We investigated the serum sodium correction rate on length of hospitalization and survival rate, in severe chronic hyponatremic patients at the Emergency Department (ED).Design:
An observational study using clinical chart review.Setting:
The ED of the University Hospital of Marcianise, Caserta, Italy with approximately 30,000 patients visits a year.Type of participants:
We reviewed sixty-seven patients with severe hyponatremia subdivided in 2 subgroups: group A consisting of 35 patients with serum sodium correction rate < 0.3 mmol/h and group B consisting of 32 patients with serum sodium correction rate between < 0.5 and ≥ 0.3 mmol/h.Intervention:
Emergency patients were evaluated for serum sodium correction rate for hyponatremia by clinical chart review.Measurements and main results:
Severe hyponatremia was defined as a serum sodium level < 120 mmol/l. Mean serum sodium correction rate of hyponatremia was of 0.17 ± 0.09% in group A and 0.41 ± 0.05% in group B (p < 0.001 vs group A). The length of hospital stay was 10.7 ± 3.7 days for group A, and it was significantly decreased to 3.8 ± 0.4 days for group B (p < 0.005 vs group A). In addition we observed that correction rate of hyponatremia in group A was associated with a significantly lower survival rate (25%) in comparison to group B (60%) (p < 0.001 vs group A).Measurements and main results:

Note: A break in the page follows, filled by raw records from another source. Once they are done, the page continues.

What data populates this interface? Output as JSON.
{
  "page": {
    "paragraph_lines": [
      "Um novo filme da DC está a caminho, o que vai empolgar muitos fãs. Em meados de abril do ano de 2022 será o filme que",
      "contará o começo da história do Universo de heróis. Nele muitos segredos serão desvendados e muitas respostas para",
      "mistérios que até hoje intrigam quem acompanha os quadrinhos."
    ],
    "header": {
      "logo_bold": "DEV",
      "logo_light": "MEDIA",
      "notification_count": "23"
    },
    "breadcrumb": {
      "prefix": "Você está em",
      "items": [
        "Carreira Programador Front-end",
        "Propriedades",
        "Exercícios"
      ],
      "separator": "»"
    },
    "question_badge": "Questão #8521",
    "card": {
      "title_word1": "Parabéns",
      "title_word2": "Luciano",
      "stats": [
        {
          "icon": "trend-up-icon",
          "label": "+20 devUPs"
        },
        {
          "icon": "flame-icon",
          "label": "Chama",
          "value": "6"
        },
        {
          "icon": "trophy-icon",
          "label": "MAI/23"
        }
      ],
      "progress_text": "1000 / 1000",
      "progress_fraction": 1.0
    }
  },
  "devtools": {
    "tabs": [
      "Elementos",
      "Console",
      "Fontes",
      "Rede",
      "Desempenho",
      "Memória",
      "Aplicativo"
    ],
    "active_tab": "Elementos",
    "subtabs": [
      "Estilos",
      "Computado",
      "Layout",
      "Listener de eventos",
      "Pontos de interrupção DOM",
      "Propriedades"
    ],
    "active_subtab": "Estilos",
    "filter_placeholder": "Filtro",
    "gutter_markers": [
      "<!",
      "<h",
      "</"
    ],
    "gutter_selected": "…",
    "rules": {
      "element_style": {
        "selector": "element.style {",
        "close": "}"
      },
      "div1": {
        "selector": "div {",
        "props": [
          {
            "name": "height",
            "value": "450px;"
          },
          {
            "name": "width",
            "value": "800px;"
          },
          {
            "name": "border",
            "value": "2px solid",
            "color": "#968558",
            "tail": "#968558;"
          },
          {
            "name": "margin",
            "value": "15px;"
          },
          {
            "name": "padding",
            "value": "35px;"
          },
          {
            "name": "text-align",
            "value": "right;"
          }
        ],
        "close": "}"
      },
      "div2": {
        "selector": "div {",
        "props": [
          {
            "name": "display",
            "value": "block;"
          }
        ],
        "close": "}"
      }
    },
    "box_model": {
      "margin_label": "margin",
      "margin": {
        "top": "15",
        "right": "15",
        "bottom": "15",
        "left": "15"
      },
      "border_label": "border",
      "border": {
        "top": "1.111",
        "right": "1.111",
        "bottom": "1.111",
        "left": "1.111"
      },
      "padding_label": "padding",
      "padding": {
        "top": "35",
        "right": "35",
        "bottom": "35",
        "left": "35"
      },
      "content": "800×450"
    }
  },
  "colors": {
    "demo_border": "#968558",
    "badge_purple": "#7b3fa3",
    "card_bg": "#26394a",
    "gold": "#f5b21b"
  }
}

Conclusion: We observed that serum sodium correction rate ≥ 0.3 and < 0.5 mmol/h was associated with a shorter length of hospital stay and a major survival rate.